Lung cancer is among the most deadly forms of cancer, initiating from abnormal cell growth in the vital respiratory organ. According to the National Cancer Institute, lung and bronchus cancer account for the highest number of cancer-related fatalities, with an estimated 127,070 individuals projected to lose their lives to this disease. The impact of lung cancer underscores the urgent need for awareness, early detection, and preventive measures to combat its devastating effects on public health.
In 2022, lung cancer was estimated to account for 103,371 cases, placing it among the top five leading cancer sites for both males and females. Smokers are disproportionately affected, as over 80% of lung cancer cases are linked to frequent smoking. Additionally, exposure to second-hand smoke, radon, air pollution, and a family history of lung cancer are potential risk factors. It is crucial for individuals to be vigilant about potential warning signs, including a persistent cough, breathing difficulties, coughing blood, chest pain, and fatigue, as these may indicate the presence of lung cancer and warrant timely medical attention. Awareness of risk factors and early symptoms plays a vital role in the prevention and early detection of lung cancer, contributing to better outcomes and improved public health.
Since its inception in 2012, World Lung Cancer Day has been observed annually on August 1st. The day serves as a significant platform to raise awareness about the perilous disease, promote increased research efforts, and combat the stigma associated with lung cancer. By shedding light on the importance of understanding, preventing, and treating this devastating illness, the observance aims to inspire global action towards reducing its impact on individuals and communities worldwide. Through collective efforts and education, World Lung Cancer Day strives to foster a greater understanding of the disease, advocate for improved healthcare practices, and support those affected by lung cancer, ultimately working towards a future with better prevention, early detection, and treatment outcomes.
The campaign for World Lung Cancer Day gained spotlight in the year 2012 though the momentum was set in the preceding years. The campaign was organised by the Forum of International Respiratory Societies in collaboration with the International Association for the study of Lung Cancer and the American College of Chest Physicians. Since then, the awareness around lung cancer picked pace most of which centred around being aware of the cough that lasts for more than 3 weeks along with other symptoms of lung cancer.
According to Dr. Sunny Jain, HOD and Sr. Consultant Oncology at Marengo Asia Hospitals, Faridabad, symptoms of lung cancer are often not evident in the early stages. As a result, it is advisable to seek medical attention if you experience specific warning signs, such as a persistent cough lasting more than two weeks, a change in a chronic cough or “smoker’s cough,” coughing up blood (even in small amounts), difficulty in breathing, chest pain, wheezing, hoarseness, unexplained weight loss, bone or joint pain, fatigue, headaches, inflammation on the face or arms, or facial paralysis. Timely medical evaluation of these symptoms can lead to early detection and a better chance of successful treatment, underscoring the importance of proactive healthcare measures for potential lung cancer concerns.
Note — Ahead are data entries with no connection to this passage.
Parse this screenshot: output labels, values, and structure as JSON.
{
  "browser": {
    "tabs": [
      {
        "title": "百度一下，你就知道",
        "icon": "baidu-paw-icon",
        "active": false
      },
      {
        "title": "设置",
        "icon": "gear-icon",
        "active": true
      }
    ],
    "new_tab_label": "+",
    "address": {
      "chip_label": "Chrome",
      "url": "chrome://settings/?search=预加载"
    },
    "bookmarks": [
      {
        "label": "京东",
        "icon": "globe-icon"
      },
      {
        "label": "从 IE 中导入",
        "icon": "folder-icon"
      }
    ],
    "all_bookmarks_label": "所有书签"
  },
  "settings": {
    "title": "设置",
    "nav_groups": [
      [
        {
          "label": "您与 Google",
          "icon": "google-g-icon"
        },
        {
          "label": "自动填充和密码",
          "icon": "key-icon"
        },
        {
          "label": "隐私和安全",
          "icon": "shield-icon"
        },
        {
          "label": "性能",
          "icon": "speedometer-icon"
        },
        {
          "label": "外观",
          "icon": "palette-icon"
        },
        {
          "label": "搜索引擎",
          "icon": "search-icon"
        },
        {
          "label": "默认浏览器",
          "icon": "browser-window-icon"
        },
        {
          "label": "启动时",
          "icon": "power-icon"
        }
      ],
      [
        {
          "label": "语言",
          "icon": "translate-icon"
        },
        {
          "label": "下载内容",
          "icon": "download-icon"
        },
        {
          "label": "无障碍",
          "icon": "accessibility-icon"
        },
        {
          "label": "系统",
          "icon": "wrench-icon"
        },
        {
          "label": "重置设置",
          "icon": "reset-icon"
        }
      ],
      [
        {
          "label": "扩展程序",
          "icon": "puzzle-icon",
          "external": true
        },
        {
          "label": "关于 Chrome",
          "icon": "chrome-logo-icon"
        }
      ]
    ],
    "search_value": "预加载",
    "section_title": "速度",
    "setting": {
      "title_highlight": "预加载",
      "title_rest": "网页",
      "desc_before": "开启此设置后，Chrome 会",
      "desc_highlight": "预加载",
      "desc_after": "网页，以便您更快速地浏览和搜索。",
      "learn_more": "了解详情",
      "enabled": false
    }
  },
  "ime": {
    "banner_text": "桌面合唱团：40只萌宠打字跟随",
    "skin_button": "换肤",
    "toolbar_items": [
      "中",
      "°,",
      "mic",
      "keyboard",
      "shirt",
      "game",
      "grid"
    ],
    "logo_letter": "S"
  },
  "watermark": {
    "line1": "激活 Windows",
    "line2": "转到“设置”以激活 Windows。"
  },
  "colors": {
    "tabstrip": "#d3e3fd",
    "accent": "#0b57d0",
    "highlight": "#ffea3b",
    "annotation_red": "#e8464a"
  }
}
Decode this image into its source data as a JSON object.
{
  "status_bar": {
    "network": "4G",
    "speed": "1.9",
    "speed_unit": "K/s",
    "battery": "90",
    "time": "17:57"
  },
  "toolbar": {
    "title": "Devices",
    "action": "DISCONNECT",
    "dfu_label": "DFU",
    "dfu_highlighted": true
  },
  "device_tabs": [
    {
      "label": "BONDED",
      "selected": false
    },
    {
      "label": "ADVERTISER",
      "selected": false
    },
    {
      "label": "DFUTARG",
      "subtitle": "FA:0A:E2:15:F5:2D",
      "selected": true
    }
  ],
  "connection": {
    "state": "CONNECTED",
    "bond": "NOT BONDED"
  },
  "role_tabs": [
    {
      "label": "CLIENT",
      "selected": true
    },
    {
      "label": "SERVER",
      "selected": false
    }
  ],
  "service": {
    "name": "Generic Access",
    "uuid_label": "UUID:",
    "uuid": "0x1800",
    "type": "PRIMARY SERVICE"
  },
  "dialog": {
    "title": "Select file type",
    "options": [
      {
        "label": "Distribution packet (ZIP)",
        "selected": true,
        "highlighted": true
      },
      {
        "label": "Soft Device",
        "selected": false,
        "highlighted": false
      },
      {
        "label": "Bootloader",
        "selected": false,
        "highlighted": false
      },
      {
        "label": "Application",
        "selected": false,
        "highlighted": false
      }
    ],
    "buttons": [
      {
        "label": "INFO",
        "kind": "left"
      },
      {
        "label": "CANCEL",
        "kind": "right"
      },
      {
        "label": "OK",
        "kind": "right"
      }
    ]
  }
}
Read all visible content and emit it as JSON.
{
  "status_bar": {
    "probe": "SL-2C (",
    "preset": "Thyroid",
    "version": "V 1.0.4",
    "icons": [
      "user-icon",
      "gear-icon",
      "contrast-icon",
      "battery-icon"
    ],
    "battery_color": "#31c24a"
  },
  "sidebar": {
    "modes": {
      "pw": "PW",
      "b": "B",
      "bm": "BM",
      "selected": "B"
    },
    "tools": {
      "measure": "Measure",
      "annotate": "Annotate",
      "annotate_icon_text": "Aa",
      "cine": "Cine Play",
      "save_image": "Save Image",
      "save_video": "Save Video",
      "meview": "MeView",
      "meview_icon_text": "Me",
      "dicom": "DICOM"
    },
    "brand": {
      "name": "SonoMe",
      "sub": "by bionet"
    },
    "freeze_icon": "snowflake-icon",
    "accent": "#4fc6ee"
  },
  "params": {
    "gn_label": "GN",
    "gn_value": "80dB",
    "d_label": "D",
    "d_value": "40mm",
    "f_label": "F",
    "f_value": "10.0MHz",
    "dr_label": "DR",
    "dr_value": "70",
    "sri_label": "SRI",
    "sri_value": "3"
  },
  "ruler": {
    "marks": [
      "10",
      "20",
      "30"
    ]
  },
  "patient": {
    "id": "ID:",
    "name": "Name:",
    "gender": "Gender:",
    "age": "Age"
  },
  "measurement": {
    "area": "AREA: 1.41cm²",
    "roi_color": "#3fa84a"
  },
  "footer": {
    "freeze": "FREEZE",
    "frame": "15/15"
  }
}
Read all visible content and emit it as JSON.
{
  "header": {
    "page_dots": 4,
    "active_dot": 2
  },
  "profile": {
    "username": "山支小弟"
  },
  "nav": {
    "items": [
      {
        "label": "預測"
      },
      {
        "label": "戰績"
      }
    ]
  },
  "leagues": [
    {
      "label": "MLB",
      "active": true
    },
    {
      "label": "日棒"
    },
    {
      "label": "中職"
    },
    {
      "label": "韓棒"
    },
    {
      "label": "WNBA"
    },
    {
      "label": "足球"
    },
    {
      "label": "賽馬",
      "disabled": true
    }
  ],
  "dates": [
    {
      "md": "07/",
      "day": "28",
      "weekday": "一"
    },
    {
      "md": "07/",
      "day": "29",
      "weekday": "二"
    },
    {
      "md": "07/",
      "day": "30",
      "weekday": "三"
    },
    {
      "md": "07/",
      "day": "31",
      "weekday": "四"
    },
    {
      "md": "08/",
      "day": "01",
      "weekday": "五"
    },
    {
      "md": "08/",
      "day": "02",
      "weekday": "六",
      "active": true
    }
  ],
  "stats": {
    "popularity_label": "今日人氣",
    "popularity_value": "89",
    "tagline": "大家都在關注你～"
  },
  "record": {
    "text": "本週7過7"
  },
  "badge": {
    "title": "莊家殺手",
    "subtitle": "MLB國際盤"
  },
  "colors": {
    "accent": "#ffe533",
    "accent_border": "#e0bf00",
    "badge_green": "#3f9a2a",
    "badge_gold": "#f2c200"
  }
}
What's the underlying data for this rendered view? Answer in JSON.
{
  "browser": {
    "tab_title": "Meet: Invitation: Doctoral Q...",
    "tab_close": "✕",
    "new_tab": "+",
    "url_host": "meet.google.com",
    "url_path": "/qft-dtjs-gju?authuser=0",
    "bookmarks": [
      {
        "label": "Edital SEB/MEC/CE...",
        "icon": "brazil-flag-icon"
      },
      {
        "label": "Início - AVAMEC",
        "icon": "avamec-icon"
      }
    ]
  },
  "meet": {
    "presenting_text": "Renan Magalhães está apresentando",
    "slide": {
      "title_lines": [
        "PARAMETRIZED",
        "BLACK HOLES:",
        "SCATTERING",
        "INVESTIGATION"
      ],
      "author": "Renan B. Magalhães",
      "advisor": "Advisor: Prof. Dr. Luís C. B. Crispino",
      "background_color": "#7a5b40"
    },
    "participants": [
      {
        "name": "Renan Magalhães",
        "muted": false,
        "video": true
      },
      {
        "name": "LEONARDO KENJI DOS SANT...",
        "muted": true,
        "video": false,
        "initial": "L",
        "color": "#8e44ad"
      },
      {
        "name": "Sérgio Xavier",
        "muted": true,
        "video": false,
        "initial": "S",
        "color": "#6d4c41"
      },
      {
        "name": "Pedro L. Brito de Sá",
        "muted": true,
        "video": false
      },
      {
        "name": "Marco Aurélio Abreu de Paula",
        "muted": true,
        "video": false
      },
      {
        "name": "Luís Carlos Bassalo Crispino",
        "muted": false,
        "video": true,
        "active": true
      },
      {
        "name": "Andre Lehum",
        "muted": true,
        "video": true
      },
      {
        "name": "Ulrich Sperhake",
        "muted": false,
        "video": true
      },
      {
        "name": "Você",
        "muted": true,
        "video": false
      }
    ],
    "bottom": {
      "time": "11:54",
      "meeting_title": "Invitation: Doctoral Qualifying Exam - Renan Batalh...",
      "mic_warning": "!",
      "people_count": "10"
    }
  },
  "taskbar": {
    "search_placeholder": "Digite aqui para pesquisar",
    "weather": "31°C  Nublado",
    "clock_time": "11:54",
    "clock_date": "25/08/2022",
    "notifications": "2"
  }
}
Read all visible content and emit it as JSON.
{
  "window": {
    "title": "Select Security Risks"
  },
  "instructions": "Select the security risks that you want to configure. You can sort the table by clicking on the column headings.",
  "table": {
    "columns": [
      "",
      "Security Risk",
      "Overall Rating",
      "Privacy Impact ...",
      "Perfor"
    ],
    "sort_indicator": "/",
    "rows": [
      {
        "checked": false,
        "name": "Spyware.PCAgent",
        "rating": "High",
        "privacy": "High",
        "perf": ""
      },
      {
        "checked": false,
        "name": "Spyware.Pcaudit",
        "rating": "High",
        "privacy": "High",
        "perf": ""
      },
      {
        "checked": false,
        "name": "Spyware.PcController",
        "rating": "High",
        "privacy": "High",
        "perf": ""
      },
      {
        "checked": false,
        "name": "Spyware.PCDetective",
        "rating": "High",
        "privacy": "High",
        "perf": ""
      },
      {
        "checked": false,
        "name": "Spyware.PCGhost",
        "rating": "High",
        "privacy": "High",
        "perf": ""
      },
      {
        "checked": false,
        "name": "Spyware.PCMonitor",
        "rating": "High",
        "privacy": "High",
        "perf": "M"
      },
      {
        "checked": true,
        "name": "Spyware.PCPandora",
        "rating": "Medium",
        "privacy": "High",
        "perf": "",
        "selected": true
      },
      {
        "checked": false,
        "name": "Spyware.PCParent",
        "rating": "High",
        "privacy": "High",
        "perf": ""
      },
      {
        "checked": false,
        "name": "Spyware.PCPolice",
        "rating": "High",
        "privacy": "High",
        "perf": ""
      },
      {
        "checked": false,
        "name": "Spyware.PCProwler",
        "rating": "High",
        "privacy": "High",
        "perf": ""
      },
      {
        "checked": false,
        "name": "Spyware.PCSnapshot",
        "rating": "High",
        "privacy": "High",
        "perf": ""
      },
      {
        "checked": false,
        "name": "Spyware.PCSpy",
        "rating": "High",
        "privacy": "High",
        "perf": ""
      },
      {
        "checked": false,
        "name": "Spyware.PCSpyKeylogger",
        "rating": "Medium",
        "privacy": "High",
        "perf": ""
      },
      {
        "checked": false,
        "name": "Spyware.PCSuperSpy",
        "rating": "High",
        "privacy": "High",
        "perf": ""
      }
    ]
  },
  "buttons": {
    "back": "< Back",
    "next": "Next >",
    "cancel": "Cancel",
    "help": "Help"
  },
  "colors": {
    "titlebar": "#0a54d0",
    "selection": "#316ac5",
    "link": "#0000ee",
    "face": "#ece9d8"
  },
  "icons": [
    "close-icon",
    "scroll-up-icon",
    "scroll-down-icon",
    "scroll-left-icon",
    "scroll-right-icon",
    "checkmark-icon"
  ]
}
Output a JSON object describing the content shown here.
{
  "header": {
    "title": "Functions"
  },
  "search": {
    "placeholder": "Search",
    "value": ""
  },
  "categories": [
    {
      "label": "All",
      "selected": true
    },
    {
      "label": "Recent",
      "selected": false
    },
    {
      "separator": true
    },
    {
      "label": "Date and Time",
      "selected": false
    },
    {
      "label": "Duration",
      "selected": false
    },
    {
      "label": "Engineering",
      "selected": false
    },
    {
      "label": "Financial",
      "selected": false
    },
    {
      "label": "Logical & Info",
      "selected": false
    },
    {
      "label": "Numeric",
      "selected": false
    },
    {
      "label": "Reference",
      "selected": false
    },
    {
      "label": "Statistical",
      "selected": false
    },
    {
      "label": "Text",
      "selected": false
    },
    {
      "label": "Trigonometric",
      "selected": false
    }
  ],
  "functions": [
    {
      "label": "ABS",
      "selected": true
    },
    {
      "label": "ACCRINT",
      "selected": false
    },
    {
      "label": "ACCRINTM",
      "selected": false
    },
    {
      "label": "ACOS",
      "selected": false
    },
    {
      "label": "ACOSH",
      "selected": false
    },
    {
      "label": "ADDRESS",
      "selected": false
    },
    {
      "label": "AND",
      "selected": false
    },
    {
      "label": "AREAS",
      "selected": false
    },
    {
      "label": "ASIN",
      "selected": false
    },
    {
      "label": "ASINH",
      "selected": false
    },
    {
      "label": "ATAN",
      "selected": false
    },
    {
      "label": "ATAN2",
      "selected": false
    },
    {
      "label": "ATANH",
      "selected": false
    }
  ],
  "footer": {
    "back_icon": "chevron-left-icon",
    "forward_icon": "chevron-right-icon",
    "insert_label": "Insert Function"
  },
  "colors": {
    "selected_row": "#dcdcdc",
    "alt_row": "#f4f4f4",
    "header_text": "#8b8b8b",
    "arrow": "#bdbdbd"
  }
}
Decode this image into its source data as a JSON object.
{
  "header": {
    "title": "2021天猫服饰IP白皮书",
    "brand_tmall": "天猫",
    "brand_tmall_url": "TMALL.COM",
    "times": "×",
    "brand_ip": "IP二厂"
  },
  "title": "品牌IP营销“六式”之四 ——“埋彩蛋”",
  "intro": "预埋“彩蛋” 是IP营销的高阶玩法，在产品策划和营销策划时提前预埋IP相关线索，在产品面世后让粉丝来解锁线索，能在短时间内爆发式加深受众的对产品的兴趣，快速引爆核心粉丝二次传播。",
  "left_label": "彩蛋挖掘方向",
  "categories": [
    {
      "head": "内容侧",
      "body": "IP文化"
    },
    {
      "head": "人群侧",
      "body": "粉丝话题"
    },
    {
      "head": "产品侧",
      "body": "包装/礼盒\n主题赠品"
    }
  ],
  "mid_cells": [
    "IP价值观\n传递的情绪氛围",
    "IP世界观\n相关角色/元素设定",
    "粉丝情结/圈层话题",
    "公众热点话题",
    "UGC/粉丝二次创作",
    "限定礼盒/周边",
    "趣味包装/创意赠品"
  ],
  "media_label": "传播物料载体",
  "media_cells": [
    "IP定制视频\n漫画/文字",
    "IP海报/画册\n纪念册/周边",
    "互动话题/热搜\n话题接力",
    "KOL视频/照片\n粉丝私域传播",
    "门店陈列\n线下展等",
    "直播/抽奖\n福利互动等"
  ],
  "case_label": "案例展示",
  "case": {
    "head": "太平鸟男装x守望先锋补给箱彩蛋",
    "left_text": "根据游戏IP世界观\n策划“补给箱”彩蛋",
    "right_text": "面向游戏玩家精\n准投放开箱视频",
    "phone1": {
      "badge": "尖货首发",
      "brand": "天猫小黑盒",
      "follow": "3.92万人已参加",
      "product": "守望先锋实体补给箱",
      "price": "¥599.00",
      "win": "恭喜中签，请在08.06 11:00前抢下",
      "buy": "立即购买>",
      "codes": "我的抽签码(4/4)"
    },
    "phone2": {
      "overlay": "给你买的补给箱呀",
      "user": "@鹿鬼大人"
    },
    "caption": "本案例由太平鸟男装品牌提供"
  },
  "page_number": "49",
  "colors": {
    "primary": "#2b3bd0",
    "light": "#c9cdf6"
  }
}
Dr. Jain explains that in lung cancer treatment, a tailored approach has been achieved by identifying various mutations and their corresponding pathways. By targeting these specific pathways, medical professionals can effectively block them, thereby treating cancer more effectively. Some of the most common genetic mutations detected in lung cancer are found in the genes EGFR, KRAS, and ALK. The approval of the first therapies targeting mutated forms of the EGFR protein has been significant for individuals with non-small cell lung cancer (NSCLC). Specifically, Osimertinib has proven effective in combating specific mutated forms of EGFR proteins, including the T790M mutation associated with resistance to other EGFR-targeted drugs. Furthermore, Osimertinib has shown promising results in fighting tumors with the same EGFR activating mutations, known as exon 19 deletions and exon 21 L858R, which are also targeted by other EGFR-targeted drugs. This personalized treatment approach based on genetic mutations has opened new possibilities for improved outcomes and more targeted therapies in the battle against lung cancer.
Dr. Jain further highlights the findings from the FLAURA trial, where patients with advanced non-small cell lung cancer (NSCLC) who received osimertinib as their initial treatment experienced a significant survival benefit. These patients lived approximately 7 months longer than those treated with erlotinib (Tarceva) or gefitinib (Iressa). Importantly, the use of osimertinib did not result in an increase in serious side effects, as observed by the investigators. This outcome indicates the potential of osimertinib as a promising and well-tolerated treatment option for advanced NSCLC, offering renewed hope and improved quality of life for patients grappling with this challenging disease. The positive results from the FLAURA trial underscore the importance of ongoing research and the development of targeted therapies, paving the way for more effective and personalized lung cancer treatments in the future.